"Let me guess!" Seivarden raised an eyebrow, sardonic. "The one everyone is talking about. The heroine is virtuous and loyal, and her potential patron's lover hates her. She wins through because of her unswerving loyalty and devotion."
"You've seen it?"
"More than once. But not for a very long time."
By this point, we've learned enough about the Radch and its stratified, class-conscious society to view the popularity of these kinds of stories with distrust--their narrative of virtue triumphing over social convention is intended to paper over the real issues of class prejudice that hinder most capable lower class citizens from climbing the social ladder (or the pitfalls that trip them up even once they've achieved a higher status, as in the case of Lieutenant Awn). It's less clear whether we're meant to notice that Ancillary Justice is also one of these stories--Breq isn't just lower class, by the standards of the Radchaai she isn't even human, and yet by the end of the novel her courage and devotion to Lieutenant Awn have not only gained her the respect of several high-ranking Radch officials, but she has been granted citizenship and the command of her own ship. All that's missing is the love story with a high-born Radchaai (and I'm betting rather heavily on that for the sequels). Is it even possible to question the very idea of empire through what is essentially a Horatio Hornblower story?

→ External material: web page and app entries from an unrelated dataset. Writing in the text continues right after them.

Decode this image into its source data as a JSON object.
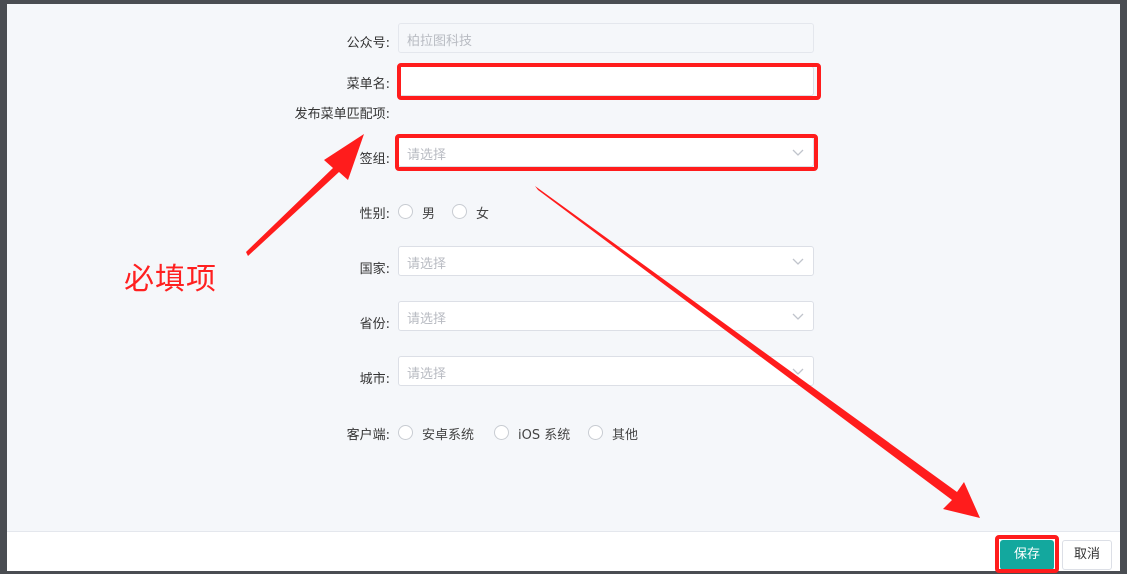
{
  "form": {
    "account_label": "公众号:",
    "account_value": "柏拉图科技",
    "menu_name_label": "菜单名:",
    "match_section_label": "发布菜单匹配项:",
    "tag_group_label": "签组:",
    "tag_group_placeholder": "请选择",
    "gender_label": "性别:",
    "gender_options": [
      "男",
      "女"
    ],
    "country_label": "国家:",
    "country_placeholder": "请选择",
    "province_label": "省份:",
    "province_placeholder": "请选择",
    "city_label": "城市:",
    "city_placeholder": "请选择",
    "client_label": "客户端:",
    "client_options": [
      "安卓系统",
      "iOS 系统",
      "其他"
    ]
  },
  "footer": {
    "save_label": "保存",
    "cancel_label": "取消"
  },
  "annotation": {
    "text": "必填项",
    "color": "#ff2020"
  },
  "colors": {
    "accent": "#13a89e",
    "highlight": "#ff1c1c"
  }
}
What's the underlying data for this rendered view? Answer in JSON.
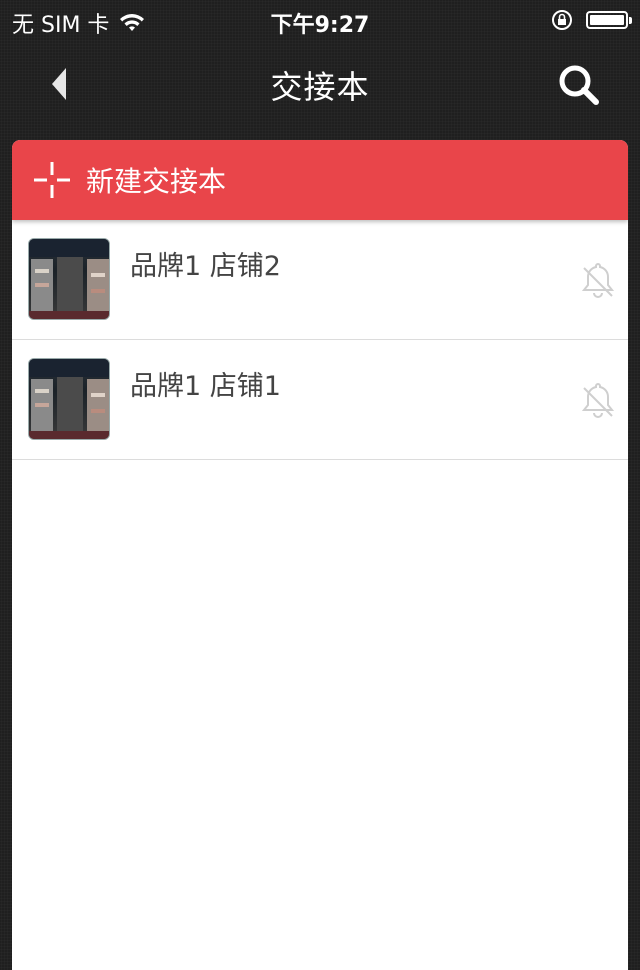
{
  "statusbar": {
    "carrier": "无 SIM 卡",
    "time": "下午9:27"
  },
  "navbar": {
    "title": "交接本",
    "back_icon": "chevron-left-icon",
    "search_icon": "search-icon"
  },
  "new_button": {
    "label": "新建交接本",
    "icon": "plus-icon"
  },
  "items": [
    {
      "title": "品牌1 店铺2",
      "thumb": "store-thumbnail",
      "bell": "bell-off-icon"
    },
    {
      "title": "品牌1 店铺1",
      "thumb": "store-thumbnail",
      "bell": "bell-off-icon"
    }
  ],
  "colors": {
    "accent": "#e9454a",
    "background": "#1f1f1f",
    "card": "#ffffff"
  }
}
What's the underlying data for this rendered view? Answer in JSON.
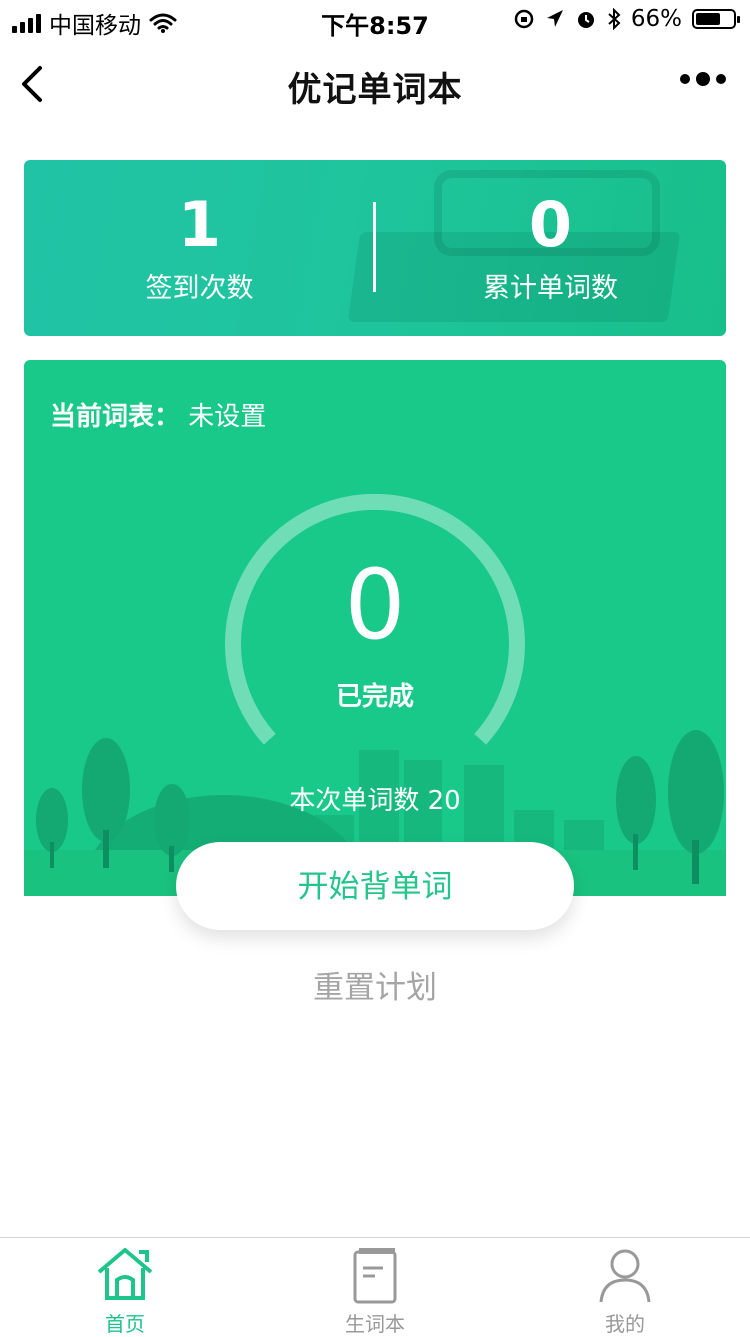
{
  "status_bar": {
    "carrier": "中国移动",
    "time": "下午8:57",
    "battery_text": "66%",
    "battery_level": 0.66
  },
  "nav": {
    "title": "优记单词本",
    "back_icon": "chevron-left-icon",
    "more_icon": "more-dots-icon"
  },
  "stats": {
    "checkin_count": "1",
    "checkin_label": "签到次数",
    "total_words": "0",
    "total_words_label": "累计单词数"
  },
  "plan": {
    "list_label": "当前词表",
    "list_value": "未设置",
    "completed_count": "0",
    "completed_label": "已完成",
    "session_words_label": "本次单词数 20",
    "start_button": "开始背单词",
    "reset_link": "重置计划"
  },
  "tabbar": {
    "items": [
      {
        "label": "首页",
        "icon": "home-icon",
        "active": true
      },
      {
        "label": "生词本",
        "icon": "notebook-icon",
        "active": false
      },
      {
        "label": "我的",
        "icon": "user-icon",
        "active": false
      }
    ]
  },
  "colors": {
    "accent": "#1ec58a",
    "card_green": "#18c98a",
    "stats_teal": "#21c3a6",
    "muted_text": "#a5a5a5"
  }
}
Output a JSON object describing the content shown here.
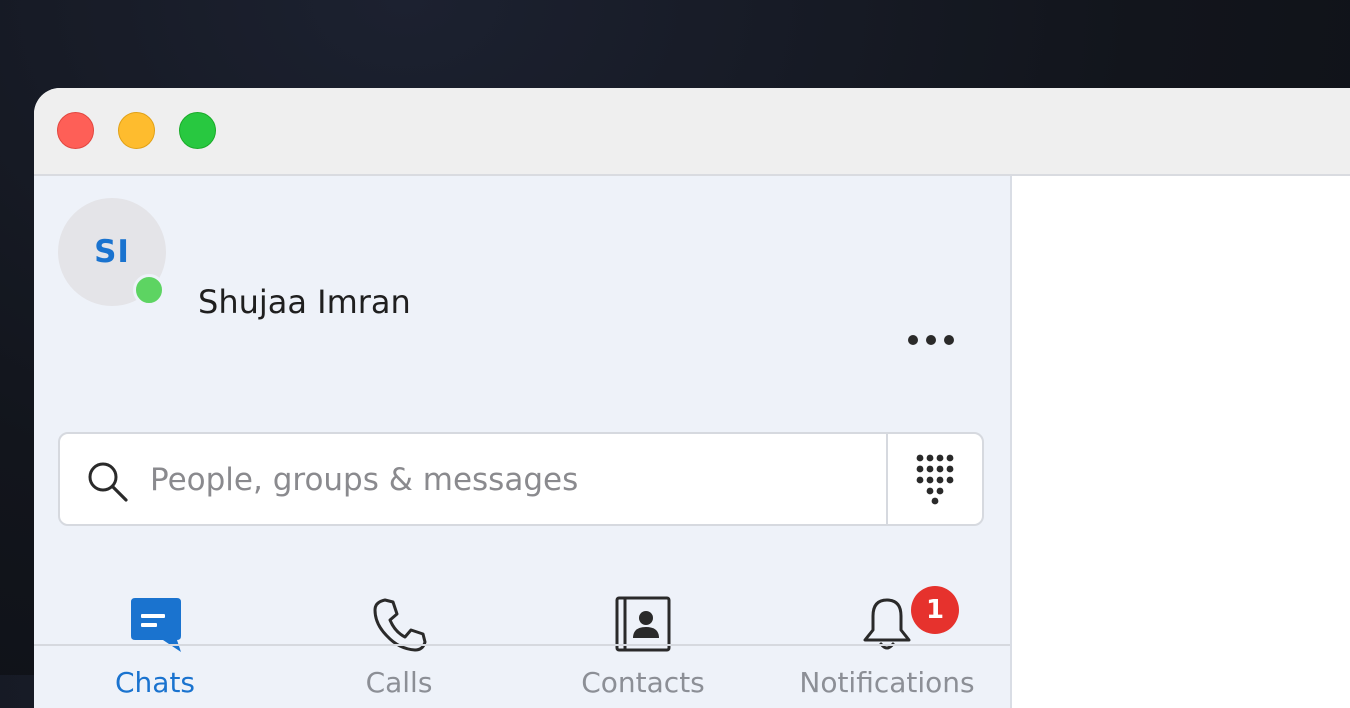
{
  "window": {
    "controls": [
      "close",
      "minimize",
      "maximize"
    ],
    "colors": {
      "close": "#fe5f57",
      "minimize": "#febc2e",
      "maximize": "#28c840"
    }
  },
  "profile": {
    "initials": "SI",
    "name": "Shujaa Imran",
    "status": "online",
    "status_color": "#5dd462"
  },
  "search": {
    "placeholder": "People, groups & messages",
    "value": "",
    "icon": "search-icon",
    "dialpad_icon": "dialpad-icon"
  },
  "nav": {
    "items": [
      {
        "label": "Chats",
        "icon": "chat-icon",
        "active": true
      },
      {
        "label": "Calls",
        "icon": "phone-icon",
        "active": false
      },
      {
        "label": "Contacts",
        "icon": "contacts-icon",
        "active": false
      },
      {
        "label": "Notifications",
        "icon": "bell-icon",
        "active": false,
        "badge": "1"
      }
    ],
    "accent_color": "#1a73cf",
    "badge_color": "#e6322d"
  }
}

Some of this will no doubt be addressed in the sequels, and though I'm generally wary of trilogies (I realized a while ago that I tend to read first volumes in trilogies, enjoy them a lot, and then never get around to reading the next volumes, because there are so many other self-contained novels that I'd rather read first) it's hard not to turn the last page of Ancillary Justice and immediately want to know what's next for all its characters. I'm not sure that I would have crowned Ancillary Justice the science fiction novel of 2013, but I can also see why it ended up that way. There's something here for everyone, and all in a compact, effortlessly readable package. One of the problems with coming so late to a novel as rapturously received as Ancillarly Justice is that you have to resist the urge to damn it with faint praise--to say, "this isn't actually as great as you've been led to believe (because what could be), but it's still quite good." When actually, it is really hard to do everything that Leckie has done with this book, and to do it as well, or as seemingly effortlessly. If Ancillary Justice is not as revolutionary as its reception might have led a late reader to expect, that's not the fault of the novel, nor does it take away from what it actually accomplishes.